Source information:
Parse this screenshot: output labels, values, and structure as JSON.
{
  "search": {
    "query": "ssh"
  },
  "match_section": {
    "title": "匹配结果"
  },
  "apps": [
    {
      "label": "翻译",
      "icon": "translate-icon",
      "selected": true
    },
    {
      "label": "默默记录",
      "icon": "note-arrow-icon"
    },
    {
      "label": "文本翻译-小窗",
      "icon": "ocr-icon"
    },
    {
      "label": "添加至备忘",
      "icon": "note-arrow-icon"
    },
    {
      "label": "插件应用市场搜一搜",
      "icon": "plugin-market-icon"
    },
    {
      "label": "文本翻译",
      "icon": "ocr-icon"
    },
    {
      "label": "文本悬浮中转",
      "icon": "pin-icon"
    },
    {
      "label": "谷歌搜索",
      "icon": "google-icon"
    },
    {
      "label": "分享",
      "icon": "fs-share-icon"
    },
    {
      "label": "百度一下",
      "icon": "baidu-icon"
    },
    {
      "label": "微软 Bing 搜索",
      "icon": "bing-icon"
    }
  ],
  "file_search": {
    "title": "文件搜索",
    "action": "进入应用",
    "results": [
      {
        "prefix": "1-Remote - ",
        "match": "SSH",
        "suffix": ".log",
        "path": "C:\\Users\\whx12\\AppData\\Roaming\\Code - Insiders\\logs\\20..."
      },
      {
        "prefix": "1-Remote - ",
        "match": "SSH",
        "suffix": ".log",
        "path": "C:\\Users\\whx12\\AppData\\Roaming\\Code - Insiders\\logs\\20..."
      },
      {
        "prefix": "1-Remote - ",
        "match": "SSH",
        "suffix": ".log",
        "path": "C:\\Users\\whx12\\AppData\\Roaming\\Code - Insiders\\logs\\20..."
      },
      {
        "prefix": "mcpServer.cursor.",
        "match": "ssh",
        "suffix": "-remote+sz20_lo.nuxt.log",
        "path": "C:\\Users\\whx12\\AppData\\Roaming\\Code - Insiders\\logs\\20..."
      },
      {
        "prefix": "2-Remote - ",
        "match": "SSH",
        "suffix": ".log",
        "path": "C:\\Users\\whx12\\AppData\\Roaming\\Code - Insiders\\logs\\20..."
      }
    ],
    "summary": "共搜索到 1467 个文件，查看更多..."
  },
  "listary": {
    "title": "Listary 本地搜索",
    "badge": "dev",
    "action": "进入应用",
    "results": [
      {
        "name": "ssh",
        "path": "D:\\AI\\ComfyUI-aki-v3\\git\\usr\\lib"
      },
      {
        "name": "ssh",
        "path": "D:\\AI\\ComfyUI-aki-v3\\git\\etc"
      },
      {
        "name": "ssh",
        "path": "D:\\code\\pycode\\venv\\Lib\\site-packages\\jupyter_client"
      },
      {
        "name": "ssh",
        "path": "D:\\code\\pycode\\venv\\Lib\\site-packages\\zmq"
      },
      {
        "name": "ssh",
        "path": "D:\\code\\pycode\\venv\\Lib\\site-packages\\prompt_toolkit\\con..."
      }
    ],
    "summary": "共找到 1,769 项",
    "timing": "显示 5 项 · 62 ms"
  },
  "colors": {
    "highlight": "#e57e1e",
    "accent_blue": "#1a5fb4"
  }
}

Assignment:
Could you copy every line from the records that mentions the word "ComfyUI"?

Output of the task:
        "path": "D:\\AI\\ComfyUI-aki-v3\\git\\usr\\lib"
        "path": "D:\\AI\\ComfyUI-aki-v3\\git\\etc"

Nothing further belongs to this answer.